It’s something Wentz has seen, too: “You go to college or wherever and all of a sudden you feel embarrassed of those years. Like you’re not cool enough. Then sometimes you go into the real world and the real world isn’t always super great, so maybe it’s just OK to like some of the stuff that you like? I’ve noticed that a lot, people come back to it. It’s an interesting thing to be a part of. It’s a bigger thing than us.” He adds, emphatically: “There’s just something great about being unabashedly comfortable with what makes you feel happy and what feels good to you.” It’s clear that he’s not only spent a lot of time thinking about what he’s saying, but that he really believes it.
When Fall Out Boy went on hiatus in 2009, they left behind the broken hearts of their teenaged, primarily female, fanbase. With their comeback in 2013 they found that while they’d lost a lot of them, they had gained an entirely new fanbase; albeit a still young, female one.
For Wentz, the obsessive fanaticism that those fans can bring isn’t a source of shame, it’s one of pride. “If you look back on history, on bands like The Beatles, they’re critically loved artists. But a lot of them started because there were people, especially girls, that really loved them. I think that’s really cool. I think people will look back on Harry Styles in a similar way,” he says.
“I would say that a lot of things that I really like that are critically loved throughout history probably started that way. I think that’s great.”
Before we get cut off for talking too much, Wentz has a final thought on fandom, both his own and more generally. He’s understanding of where his fans come from because at his heart, he’s a nerd, too: beyond Star Wars, Fall Out Boy’s lyrics are littered with references to films, books, and music. He understands obsession.
“That’s what drives popularity. History looks back on it in a different light, but at the time people considered it disqualified. If all these people love it, maybe I have to look at it in a funny way. You should just like what you like,” he says, laughing that it’s “lame” to dismiss things that people enjoy.

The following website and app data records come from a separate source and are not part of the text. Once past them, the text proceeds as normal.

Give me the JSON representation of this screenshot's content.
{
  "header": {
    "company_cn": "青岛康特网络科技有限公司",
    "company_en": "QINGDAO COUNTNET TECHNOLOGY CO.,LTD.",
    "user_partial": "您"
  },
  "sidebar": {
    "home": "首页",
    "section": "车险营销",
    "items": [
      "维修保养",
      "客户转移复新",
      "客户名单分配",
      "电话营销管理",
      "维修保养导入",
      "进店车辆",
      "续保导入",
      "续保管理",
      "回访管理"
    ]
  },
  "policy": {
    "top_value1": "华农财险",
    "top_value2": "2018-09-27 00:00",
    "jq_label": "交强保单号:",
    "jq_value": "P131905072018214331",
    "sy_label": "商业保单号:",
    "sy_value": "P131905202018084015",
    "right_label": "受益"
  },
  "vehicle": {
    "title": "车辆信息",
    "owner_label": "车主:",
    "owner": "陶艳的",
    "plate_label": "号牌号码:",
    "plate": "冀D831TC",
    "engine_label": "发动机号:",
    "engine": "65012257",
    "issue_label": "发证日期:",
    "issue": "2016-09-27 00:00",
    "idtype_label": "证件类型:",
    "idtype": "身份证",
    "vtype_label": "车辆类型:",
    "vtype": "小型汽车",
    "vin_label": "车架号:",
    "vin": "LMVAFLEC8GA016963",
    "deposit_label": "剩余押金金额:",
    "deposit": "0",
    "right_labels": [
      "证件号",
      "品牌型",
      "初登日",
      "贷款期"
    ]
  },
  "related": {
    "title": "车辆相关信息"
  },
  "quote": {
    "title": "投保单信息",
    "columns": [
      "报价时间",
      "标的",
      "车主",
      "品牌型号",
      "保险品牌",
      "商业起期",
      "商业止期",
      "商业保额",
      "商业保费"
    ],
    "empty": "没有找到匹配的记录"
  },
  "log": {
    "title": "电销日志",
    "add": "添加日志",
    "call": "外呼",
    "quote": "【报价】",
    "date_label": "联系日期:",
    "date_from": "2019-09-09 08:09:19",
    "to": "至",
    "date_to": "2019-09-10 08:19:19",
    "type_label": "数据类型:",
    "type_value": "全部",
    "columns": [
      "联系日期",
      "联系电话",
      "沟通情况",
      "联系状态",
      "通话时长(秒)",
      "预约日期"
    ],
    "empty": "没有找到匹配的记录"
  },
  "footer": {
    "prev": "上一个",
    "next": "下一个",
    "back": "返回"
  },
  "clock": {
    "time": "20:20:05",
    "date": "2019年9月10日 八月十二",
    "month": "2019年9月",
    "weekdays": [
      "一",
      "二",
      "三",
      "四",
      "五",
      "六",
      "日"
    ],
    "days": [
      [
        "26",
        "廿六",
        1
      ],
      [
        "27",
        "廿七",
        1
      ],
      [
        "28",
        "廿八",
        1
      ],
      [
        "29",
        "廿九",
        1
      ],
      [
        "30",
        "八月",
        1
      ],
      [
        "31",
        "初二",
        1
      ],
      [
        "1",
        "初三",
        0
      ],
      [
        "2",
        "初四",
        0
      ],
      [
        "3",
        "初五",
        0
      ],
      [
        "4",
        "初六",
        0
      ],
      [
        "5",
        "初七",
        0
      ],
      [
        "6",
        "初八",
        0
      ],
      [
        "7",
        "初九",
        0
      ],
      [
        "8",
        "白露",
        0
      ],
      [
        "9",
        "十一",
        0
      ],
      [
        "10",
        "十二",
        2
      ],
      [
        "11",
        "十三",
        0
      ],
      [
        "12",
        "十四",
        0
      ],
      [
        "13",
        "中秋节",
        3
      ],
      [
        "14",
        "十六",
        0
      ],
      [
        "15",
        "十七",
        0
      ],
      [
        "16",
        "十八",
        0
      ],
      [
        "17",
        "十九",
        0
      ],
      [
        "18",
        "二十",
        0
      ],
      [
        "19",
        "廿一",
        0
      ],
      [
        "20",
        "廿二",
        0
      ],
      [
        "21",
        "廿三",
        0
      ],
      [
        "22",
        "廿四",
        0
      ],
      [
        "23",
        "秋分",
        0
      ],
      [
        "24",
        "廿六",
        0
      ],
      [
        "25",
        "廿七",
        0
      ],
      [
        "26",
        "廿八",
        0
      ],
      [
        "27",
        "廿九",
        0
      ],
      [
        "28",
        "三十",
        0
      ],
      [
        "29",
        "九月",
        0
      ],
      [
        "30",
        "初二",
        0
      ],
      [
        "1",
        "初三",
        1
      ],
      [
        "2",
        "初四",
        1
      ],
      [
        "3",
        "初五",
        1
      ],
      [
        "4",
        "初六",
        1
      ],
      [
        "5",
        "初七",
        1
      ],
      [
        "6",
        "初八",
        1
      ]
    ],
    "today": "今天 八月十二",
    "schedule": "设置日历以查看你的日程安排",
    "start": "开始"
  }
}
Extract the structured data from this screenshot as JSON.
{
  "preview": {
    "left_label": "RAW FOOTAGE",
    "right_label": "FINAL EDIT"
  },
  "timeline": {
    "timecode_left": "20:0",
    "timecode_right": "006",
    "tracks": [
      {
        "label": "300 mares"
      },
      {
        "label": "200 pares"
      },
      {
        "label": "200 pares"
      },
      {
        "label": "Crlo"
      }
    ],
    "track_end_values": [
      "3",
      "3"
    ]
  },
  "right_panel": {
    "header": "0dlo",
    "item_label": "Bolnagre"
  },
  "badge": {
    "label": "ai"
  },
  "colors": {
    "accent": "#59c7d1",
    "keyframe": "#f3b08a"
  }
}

He in part is referring to his own band’s lengthy, multi-faceted legacy. Fall Out Boy have always been divisive. Initially scoffed at for their fanbase of teenage girls and boys in skinny jeans, they’ve managed to win the respect of even the hardest of critics. The Hella Mega Tour signalled a new era for Fall Out Boy: history is being rewritten in real time, and they may well be canonised alongside “monsters of rock”.
But as the band sell out arenas and grace the covers of magazines once again, let's not forget the people who were on the right side of history before it was rewritten: the all powerful fans Wentz speaks so highly of.